Additionally, state licensing boards did not participate in the conversation to impose these notifications, but those same licensing boards are now deeply affected by the demands on their time to help institutions understand their requirements. Licensing boards are the recipients of numerous institution inquiries. While they are obliged to communicate the needed information, they often do not have the staff to meet the demand.
And, yes, we understand that one of the co-authors was on the rulemaking subcommittee that proposed the notification regulation and was guilty of not fully consulting the licensing boards. We both are still proponents for the regulations and urge institutions to do all they can to inform students now. We know a better solution will take time, but students need help in making informed decisions now.
A plan is needed to coordinate professional licensure research and approvals to guarantee that students make informed decisions about programs leading to licensure and certification. Institutions often inquire about a compendium of state educational requirements for every profession in each of the 50 states and territories to expedite the research process. No resource of this magnitude exists. Access to information is a significant issue for which support from each leg of higher education’s regulatory triad can take a role.
Suggested actions include:
· The Department of Education can use its resources to inform national and state leaders about the need to provide the ability to transport pre-licensure educational credentials across state lines in this 21st century mobile society balanced with the need for public protection for licensed professions.
· States can assist their state higher education agencies in developing relationships within their state to collaborate with the state licensing boards to communicate the educational requirements for licensure and certification.
· Accreditors, especially programmatic accreditors with their subject matter expertise, can bridge higher education and licensing boards to facilitate information access.
Developing a plan to coordinate professional licensure research and approvals will assist the institutions in meeting their responsibilities to support students in making informed decisions about these programs.
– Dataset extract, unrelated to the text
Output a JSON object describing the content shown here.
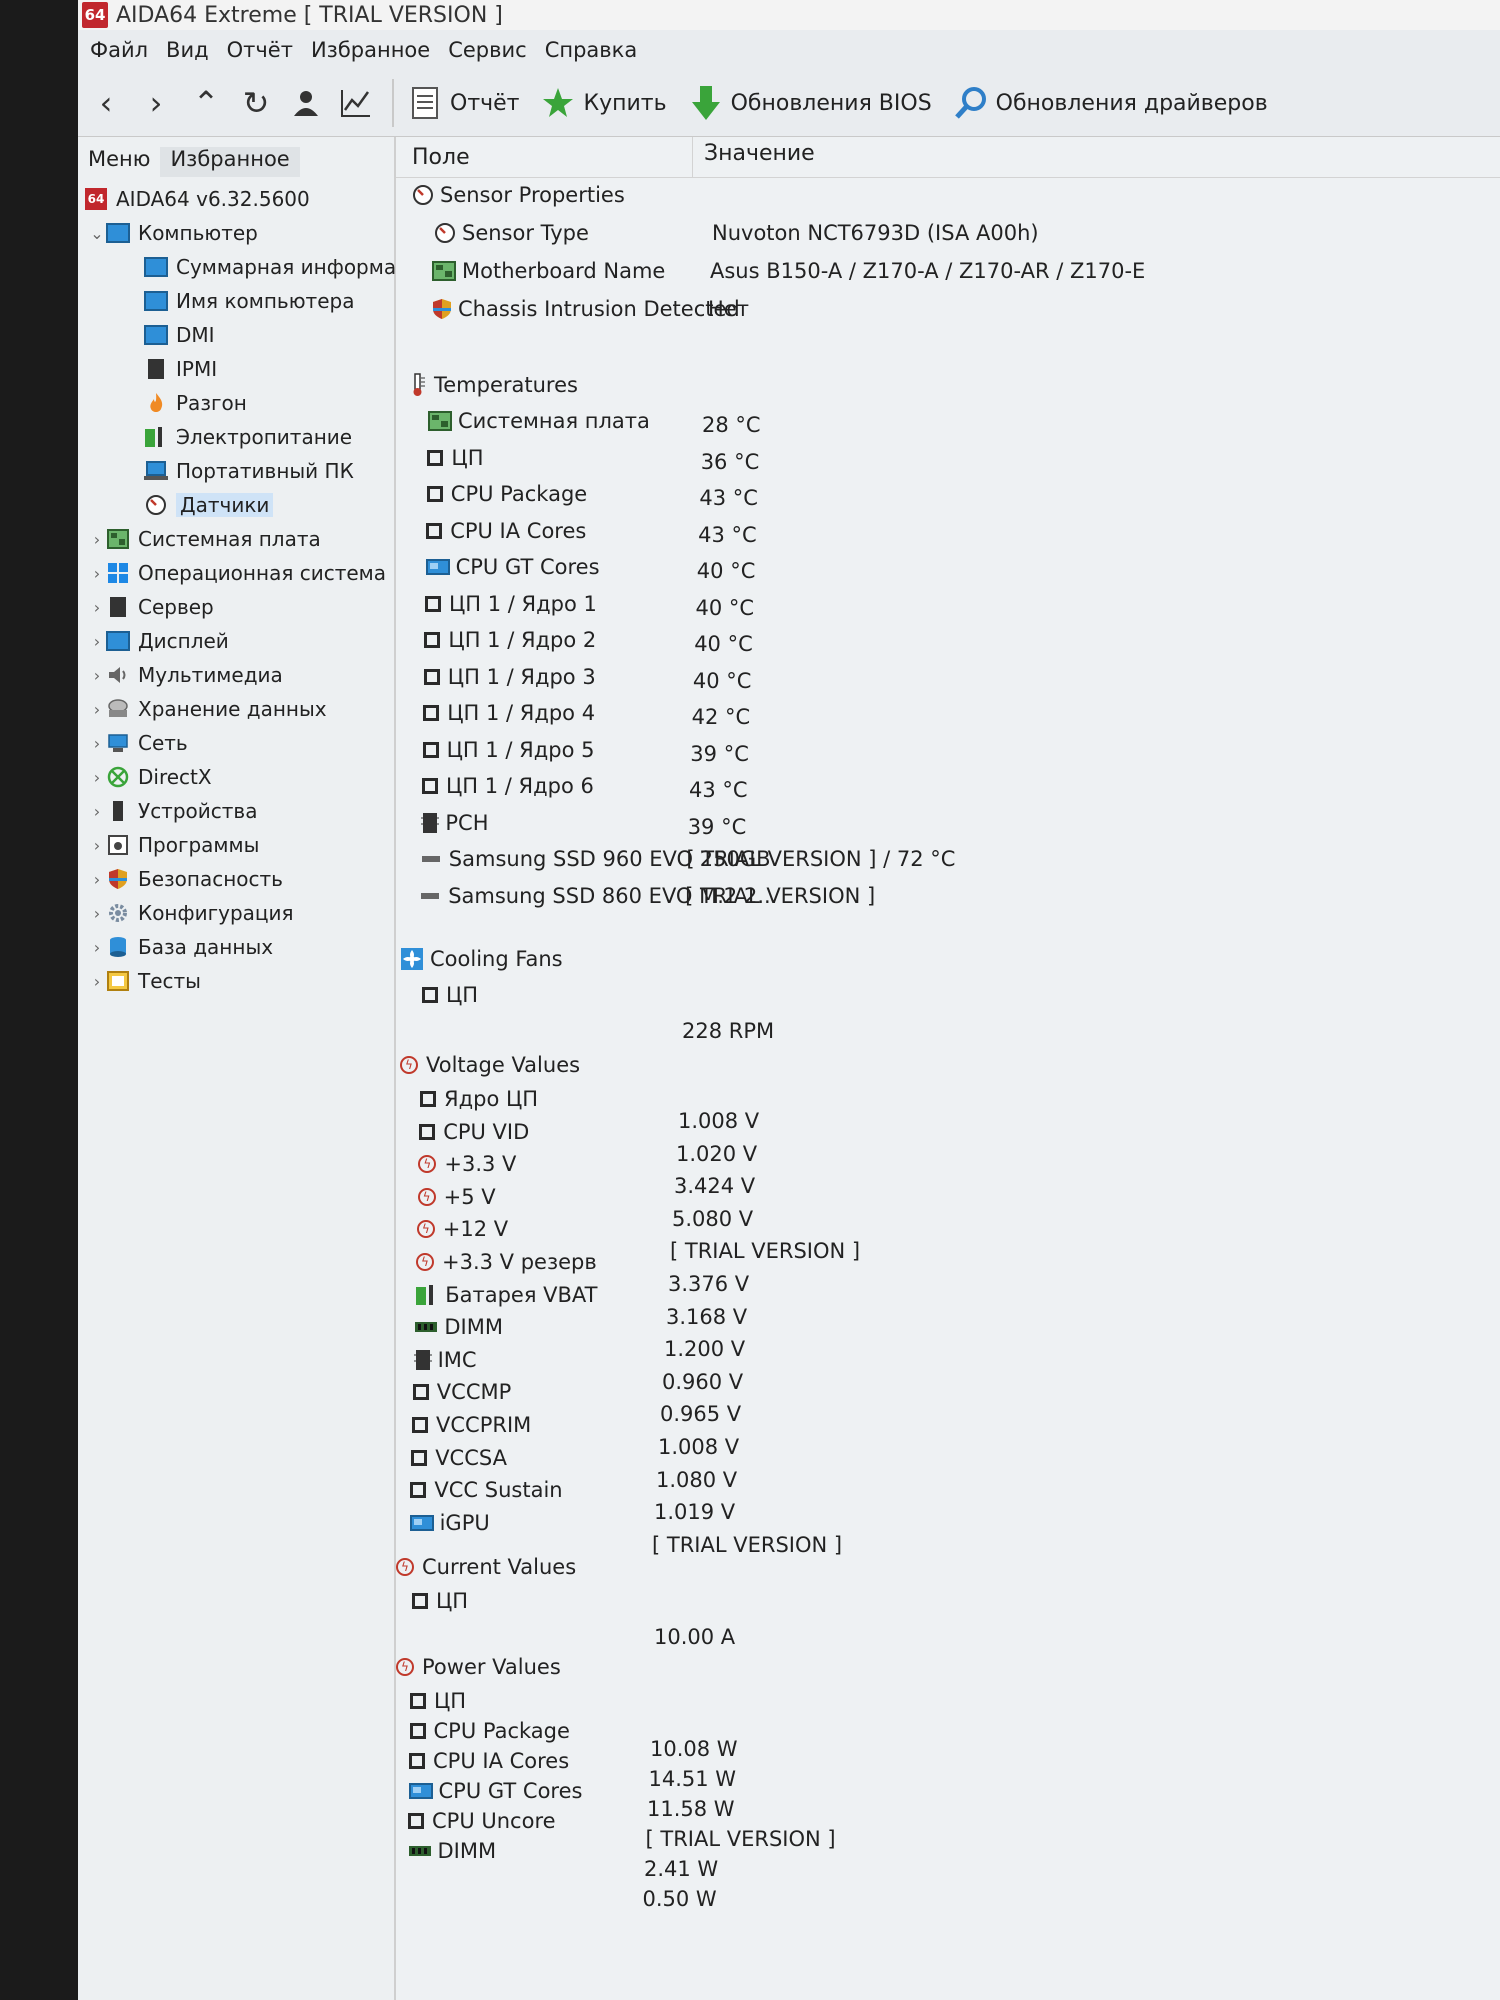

Institutions must weave state and federal regulatory compliance into the development of educational opportunities to serve students wherever they are located. Innovation is important, but with opportunities also come responsibilities. Additionally, the institution must think nationally whether the curriculum for a program leading to licensure or certification meets state educational requirements in other states. No longer is this just a distance education issue — the institution must notify face-to-face students as well. The WCET/State Authorization Network (SAN) addresses strategy building for the institutions wishing to comply with state and federal regulations for distance education and professional licensure notifications. You may wish to review the SAN website. Please look to WCET and SAN to continue to provide policy and practice updates.
Cheryl Dowd, director, State Authorization Network (SAN)
Russ Poulin, executive director, WICHE Cooperative for Educational Technologies (WCET)